Along the way, Ricardo makes witty, sometimes sarcastic comments concerning their situation. As they pass incomplete buildings: “’Lack of planning here…Lack of foresight. The money ran out for these projects, or whatever, and here they stand, abandoned. Oh, well. Qué será, será.’” His plans to show her the deplorable conditions and children don’t play out exactly as he hopes. Instead, the two come across several male dogs attempting to have intercourse with a smaller female in the plaza. The female dog gets free when the males begin fighting, and tries to lick water from a dry spigot. How is this scene important?
The couple follows the deformed boy to a cinder-block “hotel.” There is no dialogue for several paragraphs, but Ricardo speaks of the horrid conditions that most of the world lives in, the resources that American children use, and the lack of potable water in the world. They finally speak to each other when Melanie tries to leave their room in order to take water to the dogs. Ricardo urges her to stay and talk, saying it’s dangerous, but she wants to leave anyway. She asks him to go with her, but he refuses, upset that she doesn’t want to figure out a solution to their situation. Are these characters likeable? Do you care about their predicament?
After hearing what he thinks is her cry, Ricardo makes his way down to the plaza where there are men making offensive sexual comments to Melanie, and she is crying and holding the “little female.” We can only assume that this is the female dog from the plaza.

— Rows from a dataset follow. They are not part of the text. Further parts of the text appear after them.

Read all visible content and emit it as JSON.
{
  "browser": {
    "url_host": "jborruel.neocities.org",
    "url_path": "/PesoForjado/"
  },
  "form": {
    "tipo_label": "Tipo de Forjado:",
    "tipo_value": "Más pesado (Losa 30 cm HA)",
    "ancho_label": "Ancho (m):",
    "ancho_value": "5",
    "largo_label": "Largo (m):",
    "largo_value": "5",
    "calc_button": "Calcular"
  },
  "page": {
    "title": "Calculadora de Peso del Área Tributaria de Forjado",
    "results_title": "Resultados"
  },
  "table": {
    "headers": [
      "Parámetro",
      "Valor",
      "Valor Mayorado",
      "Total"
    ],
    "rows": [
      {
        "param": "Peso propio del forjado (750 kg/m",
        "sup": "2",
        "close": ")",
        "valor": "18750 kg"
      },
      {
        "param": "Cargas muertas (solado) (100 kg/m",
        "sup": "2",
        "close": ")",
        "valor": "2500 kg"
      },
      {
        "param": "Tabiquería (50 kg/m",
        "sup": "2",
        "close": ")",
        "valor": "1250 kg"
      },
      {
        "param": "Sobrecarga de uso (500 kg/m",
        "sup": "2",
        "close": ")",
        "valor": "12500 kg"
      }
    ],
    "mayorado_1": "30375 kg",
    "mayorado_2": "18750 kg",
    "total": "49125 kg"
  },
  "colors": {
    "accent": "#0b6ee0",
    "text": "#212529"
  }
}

What correlation, if any, can we draw between the “little female” and someone or something else in the story? Why was Melanie more concerned about the dog than the children? Or is that not the case?
I’d like to see lively debate, so let’s get this rolling!
Heather Nelson is Fiction Editor for Black Heart Magazine, collage-maker, film nerd, Raymond Carver lover, and moscato aficionado. Having penned poems since she was twelve, in recent years she has put on her big girl panties for short fiction and novels. She is writing her first one, which she describes as “Fight Club for soccer moms.” Dinner parties, Vicodin, a homeless intersexual prostitute. She hopes Chuck approves. Find her on Twitter @HNelsonAuthor, or check out her blog: Writingmusclememory.blogspot.com.